And so President-elect Trump has before him the perfect populist agenda item and one that just so happens to hew closely to conservatism: Get rid of subsidies. Get the government out of the EV, green energy, space and all other markets.
This type of thing is good politics. The EV is practically California's state animal with some cities fielding 25 times the number of EVs as the U.S. average. Why should voters in red Nebraska be forced to subsidize blue Californian drivers?
Mercatus Center fellow Veronique de Rugy calls Musk, “The most prominent case of cronyism in modern history.” But Musk is not really the problem here—he is the lamentable symbol of the problem. He shows how government meddling coopts even the best and brightest.
Three of his companies according to the Los Angeles Times, “together have benefited from an estimated $4.9 billion in government support.” The technology sector now finds itself warped by it to an extraordinary degree. Government converted one of the sector's stars into a corporate welfare queen.
How absurd are things?
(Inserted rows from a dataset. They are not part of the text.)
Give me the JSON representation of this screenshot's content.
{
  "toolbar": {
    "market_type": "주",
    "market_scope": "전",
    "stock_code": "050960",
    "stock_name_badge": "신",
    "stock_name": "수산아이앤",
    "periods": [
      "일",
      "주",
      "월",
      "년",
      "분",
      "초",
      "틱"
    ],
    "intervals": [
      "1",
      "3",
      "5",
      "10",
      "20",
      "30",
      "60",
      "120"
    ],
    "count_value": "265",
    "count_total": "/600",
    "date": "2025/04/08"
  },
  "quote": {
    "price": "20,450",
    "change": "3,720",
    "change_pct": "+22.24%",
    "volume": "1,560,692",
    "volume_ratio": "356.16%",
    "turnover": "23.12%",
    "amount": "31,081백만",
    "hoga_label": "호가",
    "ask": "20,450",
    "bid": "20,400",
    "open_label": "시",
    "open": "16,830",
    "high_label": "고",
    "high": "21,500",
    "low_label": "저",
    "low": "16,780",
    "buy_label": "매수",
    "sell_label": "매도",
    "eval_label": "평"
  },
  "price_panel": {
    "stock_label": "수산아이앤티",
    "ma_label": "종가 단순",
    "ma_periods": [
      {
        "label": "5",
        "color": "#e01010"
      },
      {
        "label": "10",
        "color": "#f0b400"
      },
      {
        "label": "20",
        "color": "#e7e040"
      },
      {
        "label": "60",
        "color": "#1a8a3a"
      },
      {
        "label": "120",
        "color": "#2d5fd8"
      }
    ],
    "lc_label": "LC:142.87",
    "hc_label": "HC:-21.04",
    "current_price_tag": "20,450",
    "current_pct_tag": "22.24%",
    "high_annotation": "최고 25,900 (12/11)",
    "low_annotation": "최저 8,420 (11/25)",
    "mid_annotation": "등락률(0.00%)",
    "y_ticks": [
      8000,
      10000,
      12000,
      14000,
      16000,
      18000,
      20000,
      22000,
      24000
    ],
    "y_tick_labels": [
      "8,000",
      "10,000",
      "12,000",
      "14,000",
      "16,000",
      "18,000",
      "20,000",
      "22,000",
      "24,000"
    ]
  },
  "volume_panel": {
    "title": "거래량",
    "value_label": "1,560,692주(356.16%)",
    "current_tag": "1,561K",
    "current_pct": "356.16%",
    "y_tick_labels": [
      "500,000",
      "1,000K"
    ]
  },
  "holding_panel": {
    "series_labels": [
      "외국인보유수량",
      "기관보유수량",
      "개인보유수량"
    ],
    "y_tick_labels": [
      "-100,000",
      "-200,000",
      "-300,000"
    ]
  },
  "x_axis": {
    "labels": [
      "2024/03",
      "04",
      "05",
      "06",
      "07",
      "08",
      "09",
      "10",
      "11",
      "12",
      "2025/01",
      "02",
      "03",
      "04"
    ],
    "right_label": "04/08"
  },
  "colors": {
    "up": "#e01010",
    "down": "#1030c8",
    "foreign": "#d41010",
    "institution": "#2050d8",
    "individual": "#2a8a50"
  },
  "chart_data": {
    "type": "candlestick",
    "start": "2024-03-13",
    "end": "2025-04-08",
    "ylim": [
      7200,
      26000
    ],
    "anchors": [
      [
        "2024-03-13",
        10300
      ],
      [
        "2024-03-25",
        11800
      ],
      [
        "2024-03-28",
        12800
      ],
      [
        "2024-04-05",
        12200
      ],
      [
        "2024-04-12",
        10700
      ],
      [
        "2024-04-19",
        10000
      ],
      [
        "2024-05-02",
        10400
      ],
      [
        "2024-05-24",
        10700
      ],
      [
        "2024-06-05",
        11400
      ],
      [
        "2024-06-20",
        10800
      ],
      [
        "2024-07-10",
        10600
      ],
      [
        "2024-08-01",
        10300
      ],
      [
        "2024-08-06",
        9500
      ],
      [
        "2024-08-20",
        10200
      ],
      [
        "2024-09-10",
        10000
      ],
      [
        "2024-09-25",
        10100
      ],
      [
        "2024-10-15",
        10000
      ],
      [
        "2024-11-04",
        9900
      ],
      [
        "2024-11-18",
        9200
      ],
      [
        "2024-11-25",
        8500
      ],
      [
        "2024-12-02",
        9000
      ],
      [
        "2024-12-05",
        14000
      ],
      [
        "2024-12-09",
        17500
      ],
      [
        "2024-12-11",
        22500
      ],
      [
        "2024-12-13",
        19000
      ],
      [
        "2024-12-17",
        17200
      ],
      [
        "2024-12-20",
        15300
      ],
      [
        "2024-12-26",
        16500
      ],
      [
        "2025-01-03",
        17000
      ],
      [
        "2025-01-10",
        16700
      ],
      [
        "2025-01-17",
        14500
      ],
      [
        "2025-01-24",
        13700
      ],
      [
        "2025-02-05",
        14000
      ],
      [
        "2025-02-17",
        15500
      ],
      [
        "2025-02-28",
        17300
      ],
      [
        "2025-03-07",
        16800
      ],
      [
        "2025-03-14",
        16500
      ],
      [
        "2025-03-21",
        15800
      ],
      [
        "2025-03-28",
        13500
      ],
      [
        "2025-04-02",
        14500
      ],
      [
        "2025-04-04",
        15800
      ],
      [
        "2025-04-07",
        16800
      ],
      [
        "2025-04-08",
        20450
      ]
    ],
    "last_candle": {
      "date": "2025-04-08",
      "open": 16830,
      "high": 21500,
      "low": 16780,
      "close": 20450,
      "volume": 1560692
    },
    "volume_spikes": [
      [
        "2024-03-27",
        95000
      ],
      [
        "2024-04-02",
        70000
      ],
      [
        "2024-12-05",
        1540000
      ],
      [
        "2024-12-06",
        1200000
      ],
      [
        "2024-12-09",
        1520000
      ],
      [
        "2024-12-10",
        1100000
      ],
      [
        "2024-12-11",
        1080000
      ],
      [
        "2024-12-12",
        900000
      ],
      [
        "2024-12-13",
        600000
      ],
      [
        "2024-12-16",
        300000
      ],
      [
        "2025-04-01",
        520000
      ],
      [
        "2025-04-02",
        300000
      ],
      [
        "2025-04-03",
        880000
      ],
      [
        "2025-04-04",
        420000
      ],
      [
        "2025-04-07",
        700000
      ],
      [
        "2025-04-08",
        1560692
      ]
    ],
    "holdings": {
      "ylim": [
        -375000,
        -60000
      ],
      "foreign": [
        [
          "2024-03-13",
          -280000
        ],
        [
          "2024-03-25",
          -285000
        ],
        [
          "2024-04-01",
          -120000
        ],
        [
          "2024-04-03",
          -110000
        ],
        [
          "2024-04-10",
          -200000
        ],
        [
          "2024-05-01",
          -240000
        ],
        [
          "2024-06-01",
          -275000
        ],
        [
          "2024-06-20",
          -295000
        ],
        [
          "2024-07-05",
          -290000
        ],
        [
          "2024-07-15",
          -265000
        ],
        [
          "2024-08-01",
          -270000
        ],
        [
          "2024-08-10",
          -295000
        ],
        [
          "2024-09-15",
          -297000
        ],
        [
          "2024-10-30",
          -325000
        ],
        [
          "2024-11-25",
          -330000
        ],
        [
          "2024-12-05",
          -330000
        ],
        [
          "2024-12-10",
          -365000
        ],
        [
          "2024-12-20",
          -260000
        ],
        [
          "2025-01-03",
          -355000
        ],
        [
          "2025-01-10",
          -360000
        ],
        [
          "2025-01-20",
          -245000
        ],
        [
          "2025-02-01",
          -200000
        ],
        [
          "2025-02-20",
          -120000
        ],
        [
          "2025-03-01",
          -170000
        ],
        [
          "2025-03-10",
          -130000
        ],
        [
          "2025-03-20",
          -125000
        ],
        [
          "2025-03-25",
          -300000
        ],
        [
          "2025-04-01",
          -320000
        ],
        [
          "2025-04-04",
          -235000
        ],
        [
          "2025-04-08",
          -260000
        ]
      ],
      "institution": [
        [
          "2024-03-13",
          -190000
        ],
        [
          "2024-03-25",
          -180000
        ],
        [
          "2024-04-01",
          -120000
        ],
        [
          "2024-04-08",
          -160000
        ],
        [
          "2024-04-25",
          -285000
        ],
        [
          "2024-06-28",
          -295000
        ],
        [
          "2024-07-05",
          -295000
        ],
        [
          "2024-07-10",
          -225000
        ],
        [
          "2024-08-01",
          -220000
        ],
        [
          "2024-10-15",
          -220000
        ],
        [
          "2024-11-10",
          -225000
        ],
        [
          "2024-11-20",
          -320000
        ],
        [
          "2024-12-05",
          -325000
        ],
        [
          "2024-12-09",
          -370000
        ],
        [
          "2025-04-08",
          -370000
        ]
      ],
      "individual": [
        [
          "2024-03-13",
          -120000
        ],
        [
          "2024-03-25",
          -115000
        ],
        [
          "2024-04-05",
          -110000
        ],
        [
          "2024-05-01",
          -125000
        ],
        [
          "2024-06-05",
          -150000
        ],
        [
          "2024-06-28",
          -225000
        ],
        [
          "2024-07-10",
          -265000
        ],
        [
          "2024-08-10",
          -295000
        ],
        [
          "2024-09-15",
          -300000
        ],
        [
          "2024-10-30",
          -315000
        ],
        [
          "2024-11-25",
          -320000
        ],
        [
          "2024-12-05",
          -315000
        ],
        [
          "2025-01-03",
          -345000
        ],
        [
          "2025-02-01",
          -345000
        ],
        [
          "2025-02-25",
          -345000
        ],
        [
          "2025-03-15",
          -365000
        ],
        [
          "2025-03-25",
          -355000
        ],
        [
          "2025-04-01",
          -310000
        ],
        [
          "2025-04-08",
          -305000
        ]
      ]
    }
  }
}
Again, Tesla: In February, the Wall Street Journal pointed out that by 2015 sales of carbon tax credits—themselves a subsidy—totaled 7 percent of Tesla's sales. Of course, the remainder of those sales came from selling government-subsidized cars to government-subsidized consumers—and the company still lost $108 million. Nevertheless, Tesla stock is over $180 after having been below $50 in 2013. Investors love it.
Why risk investment capital on a prototype widget with an unproven market when you can invest in Tesla where the American taxpayer guarantees a return on your investment?
Leonardo DiCaprio wants more of this. Hopefully, Trump tells him no thanks.
Kristofer Harrison served in both the Departments of Defense and State during the George W. Bush administration. During the Republican primaries he served as a foreign policy advisor to Senator Ted Cruz (R-TX).
Image: Elon Musk. Flickr/Creative Commons/OnInnovation